• **To do**
Your response is a verbatim copy of the listing, stripped of its images.

···

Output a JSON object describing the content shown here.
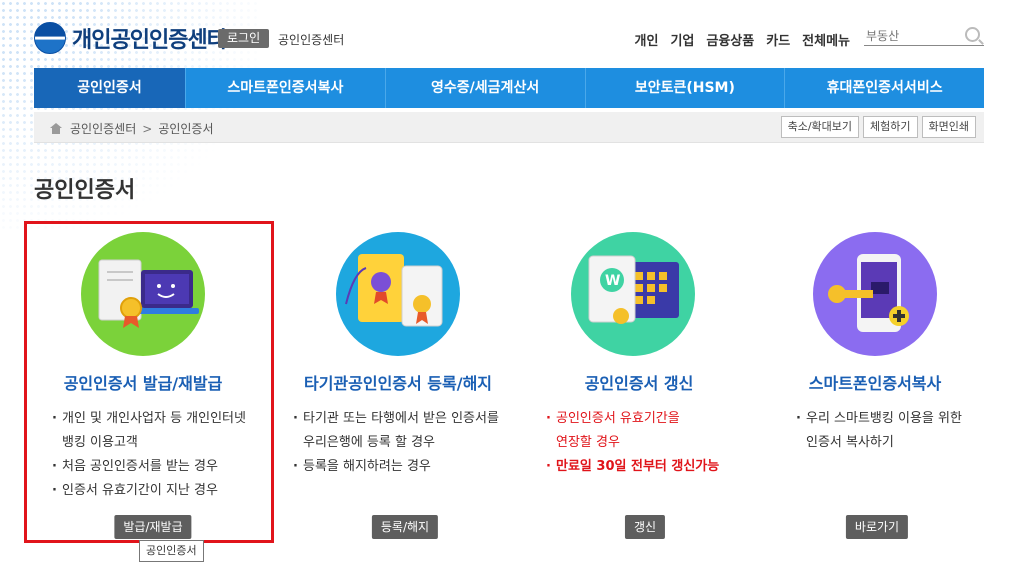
{
  "header": {
    "logo_text": "개인공인인증센터",
    "login_label": "로그인",
    "center_link": "공인인증센터",
    "nav": [
      "개인",
      "기업",
      "금융상품",
      "카드",
      "전체메뉴"
    ],
    "search_placeholder": "부동산"
  },
  "gnb": [
    "공인인증서",
    "스마트폰인증서복사",
    "영수증/세금계산서",
    "보안토큰(HSM)",
    "휴대폰인증서서비스"
  ],
  "breadcrumb": [
    "공인인증센터",
    "공인인증서"
  ],
  "tools": [
    "축소/확대보기",
    "체험하기",
    "화면인쇄"
  ],
  "page_title": "공인인증서",
  "cards": [
    {
      "title": "공인인증서 발급/재발급",
      "items": [
        "개인 및 개인사업자 등 개인인터넷",
        "뱅킹 이용고객",
        "처음 공인인증서를 받는 경우",
        "인증서 유효기간이 지난 경우"
      ],
      "button": "발급/재발급"
    },
    {
      "title": "타기관공인인증서 등록/해지",
      "items": [
        "타기관 또는 타행에서 받은 인증서를",
        "우리은행에 등록 할 경우",
        "등록을 해지하려는 경우"
      ],
      "button": "등록/해지"
    },
    {
      "title": "공인인증서 갱신",
      "items": [
        "공인인증서 유효기간을",
        "연장할 경우",
        "만료일 30일 전부터 갱신가능"
      ],
      "button": "갱신"
    },
    {
      "title": "스마트폰인증서복사",
      "items": [
        "우리 스마트뱅킹 이용을 위한",
        "인증서 복사하기"
      ],
      "button": "바로가기"
    }
  ],
  "tooltip": "공인인증서",
  "colors": {
    "accent": "#1e8ee0",
    "active_menu": "#1867b8",
    "highlight": "#e1141b",
    "title_blue": "#1a5fb4",
    "warning_red": "#e0141a"
  }
}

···

• **Your solution**
Output a JSON object describing the content shown here.
{
  "header": {
    "logo_text": "개인공인인증센터",
    "login_label": "로그인",
    "center_link": "공인인증센터",
    "nav": [
      "개인",
      "기업",
      "금융상품",
      "카드",
      "전체메뉴"
    ],
    "search_placeholder": "부동산"
  },
  "gnb": [
    "공인인증서",
    "스마트폰인증서복사",
    "영수증/세금계산서",
    "보안토큰(HSM)",
    "휴대폰인증서서비스"
  ],
  "breadcrumb": [
    "공인인증센터",
    "공인인증서"
  ],
  "tools": [
    "축소/확대보기",
    "체험하기",
    "화면인쇄"
  ],
  "page_title": "공인인증서",
  "cards": [
    {
      "title": "공인인증서 발급/재발급",
      "items": [
        "개인 및 개인사업자 등 개인인터넷",
        "뱅킹 이용고객",
        "처음 공인인증서를 받는 경우",
        "인증서 유효기간이 지난 경우"
      ],
      "button": "발급/재발급"
    },
    {
      "title": "타기관공인인증서 등록/해지",
      "items": [
        "타기관 또는 타행에서 받은 인증서를",
        "우리은행에 등록 할 경우",
        "등록을 해지하려는 경우"
      ],
      "button": "등록/해지"
    },
    {
      "title": "공인인증서 갱신",
      "items": [
        "공인인증서 유효기간을",
        "연장할 경우",
        "만료일 30일 전부터 갱신가능"
      ],
      "button": "갱신"
    },
    {
      "title": "스마트폰인증서복사",
      "items": [
        "우리 스마트뱅킹 이용을 위한",
        "인증서 복사하기"
      ],
      "button": "바로가기"
    }
  ],
  "tooltip": "공인인증서",
  "colors": {
    "accent": "#1e8ee0",
    "active_menu": "#1867b8",
    "highlight": "#e1141b",
    "title_blue": "#1a5fb4",
    "warning_red": "#e0141a"
  }
}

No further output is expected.